This show is 28 minutes long and can be played below on this page or via iTunes or via the tool of your choice using this feed.

Listen to previous episodes here. You can can download this Mp3 file directly from here.

Thanks to Persson for the music, licensed using Creative Commons. The song is "Blues walk."

Explaining the FCC Muni Order Removing State Barriers - Community Broadband Bits Episode 143

After anticipating this moment for many months, we have a ruling from the FCC that has restored local authority to build and expand networks in North Carolina and Tennessee. Though we have already pulled out the key passages for readers, we wanted to discuss the decision with Jim Baller of Baller, Herbst, Stokes, & Lide.

Jim worked with Wilson and Chattanooga in crafting their petitions and sat down with me last week at the Iowa Association of Municipal Utilities Broadband Conference in Des Moines last week.

We went over the key issues in the ruling, including why the FCC had authority to take action, how the state laws limited investment in advanced Internet networks, the impact of the ruling, and what comes next.

See our other podcasts with Jim as well as articles that we tagged him in here.
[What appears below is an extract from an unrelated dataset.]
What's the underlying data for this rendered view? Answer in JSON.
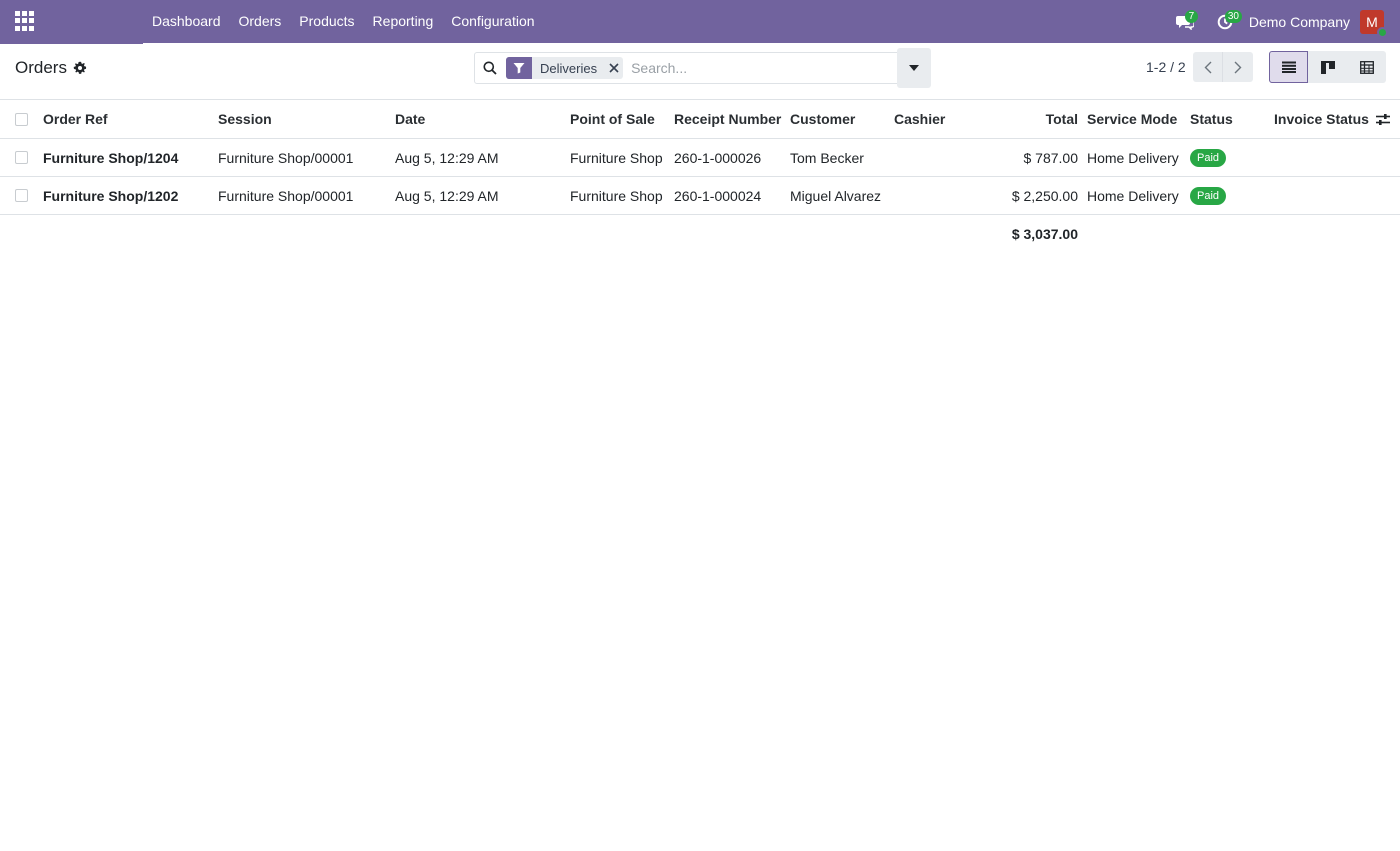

Read the FCC's Memorandum and Order here [pdf].

Read the transcript from our conversation here.

We want your feedback and suggestions for the show - please e-mail us or leave a comment below.

This show is 30 minutes long and can be played below on this page or via iTunes or via the tool of your choice using this feed.

Listen to previous episodes here. You can can download this Mp3 file directly from here.

Thanks to Persson for the music, licensed using Creative Commons. The song is "Blues walk."